§ Task prompt
Your output should consist of every record, copied exactly.

§ Provided records
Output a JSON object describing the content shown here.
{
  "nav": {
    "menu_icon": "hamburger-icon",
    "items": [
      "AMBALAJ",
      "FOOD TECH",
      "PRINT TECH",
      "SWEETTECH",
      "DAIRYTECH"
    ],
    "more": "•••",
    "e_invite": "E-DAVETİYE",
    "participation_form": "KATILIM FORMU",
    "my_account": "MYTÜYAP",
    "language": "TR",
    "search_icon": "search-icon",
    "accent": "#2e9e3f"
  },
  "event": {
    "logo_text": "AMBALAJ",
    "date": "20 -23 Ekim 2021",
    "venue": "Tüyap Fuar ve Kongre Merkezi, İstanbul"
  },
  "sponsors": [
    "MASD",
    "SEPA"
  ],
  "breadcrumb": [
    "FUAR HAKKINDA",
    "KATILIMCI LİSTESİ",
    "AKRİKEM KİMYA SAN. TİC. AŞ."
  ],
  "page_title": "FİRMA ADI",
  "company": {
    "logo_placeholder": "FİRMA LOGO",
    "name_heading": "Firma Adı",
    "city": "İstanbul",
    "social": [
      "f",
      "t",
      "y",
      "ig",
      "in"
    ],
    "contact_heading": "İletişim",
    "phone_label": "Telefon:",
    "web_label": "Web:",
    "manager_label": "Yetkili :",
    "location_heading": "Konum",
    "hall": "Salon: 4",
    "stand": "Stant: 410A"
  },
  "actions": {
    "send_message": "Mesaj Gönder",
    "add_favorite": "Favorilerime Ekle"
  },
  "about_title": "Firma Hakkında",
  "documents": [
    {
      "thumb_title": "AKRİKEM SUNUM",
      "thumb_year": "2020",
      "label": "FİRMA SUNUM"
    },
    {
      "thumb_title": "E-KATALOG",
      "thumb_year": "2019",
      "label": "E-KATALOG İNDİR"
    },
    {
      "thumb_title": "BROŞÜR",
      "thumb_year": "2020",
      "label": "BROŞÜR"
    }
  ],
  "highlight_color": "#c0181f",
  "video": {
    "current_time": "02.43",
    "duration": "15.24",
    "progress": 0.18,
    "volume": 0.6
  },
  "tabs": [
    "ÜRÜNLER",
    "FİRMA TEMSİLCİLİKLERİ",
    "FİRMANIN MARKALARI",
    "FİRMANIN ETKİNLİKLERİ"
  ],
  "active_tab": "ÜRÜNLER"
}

§ Exercise output
Output a JSON object describing the content shown here.
{
  "nav": {
    "menu_icon": "hamburger-icon",
    "items": [
      "AMBALAJ",
      "FOOD TECH",
      "PRINT TECH",
      "SWEETTECH",
      "DAIRYTECH"
    ],
    "more": "•••",
    "e_invite": "E-DAVETİYE",
    "participation_form": "KATILIM FORMU",
    "my_account": "MYTÜYAP",
    "language": "TR",
    "search_icon": "search-icon",
    "accent": "#2e9e3f"
  },
  "event": {
    "logo_text": "AMBALAJ",
    "date": "20 -23 Ekim 2021",
    "venue": "Tüyap Fuar ve Kongre Merkezi, İstanbul"
  },
  "sponsors": [
    "MASD",
    "SEPA"
  ],
  "breadcrumb": [
    "FUAR HAKKINDA",
    "KATILIMCI LİSTESİ",
    "AKRİKEM KİMYA SAN. TİC. AŞ."
  ],
  "page_title": "FİRMA ADI",
  "company": {
    "logo_placeholder": "FİRMA LOGO",
    "name_heading": "Firma Adı",
    "city": "İstanbul",
    "social": [
      "f",
      "t",
      "y",
      "ig",
      "in"
    ],
    "contact_heading": "İletişim",
    "phone_label": "Telefon:",
    "web_label": "Web:",
    "manager_label": "Yetkili :",
    "location_heading": "Konum",
    "hall": "Salon: 4",
    "stand": "Stant: 410A"
  },
  "actions": {
    "send_message": "Mesaj Gönder",
    "add_favorite": "Favorilerime Ekle"
  },
  "about_title": "Firma Hakkında",
  "documents": [
    {
      "thumb_title": "AKRİKEM SUNUM",
      "thumb_year": "2020",
      "label": "FİRMA SUNUM"
    },
    {
      "thumb_title": "E-KATALOG",
      "thumb_year": "2019",
      "label": "E-KATALOG İNDİR"
    },
    {
      "thumb_title": "BROŞÜR",
      "thumb_year": "2020",
      "label": "BROŞÜR"
    }
  ],
  "highlight_color": "#c0181f",
  "video": {
    "current_time": "02.43",
    "duration": "15.24",
    "progress": 0.18,
    "volume": 0.6
  },
  "tabs": [
    "ÜRÜNLER",
    "FİRMA TEMSİLCİLİKLERİ",
    "FİRMANIN MARKALARI",
    "FİRMANIN ETKİNLİKLERİ"
  ],
  "active_tab": "ÜRÜNLER"
}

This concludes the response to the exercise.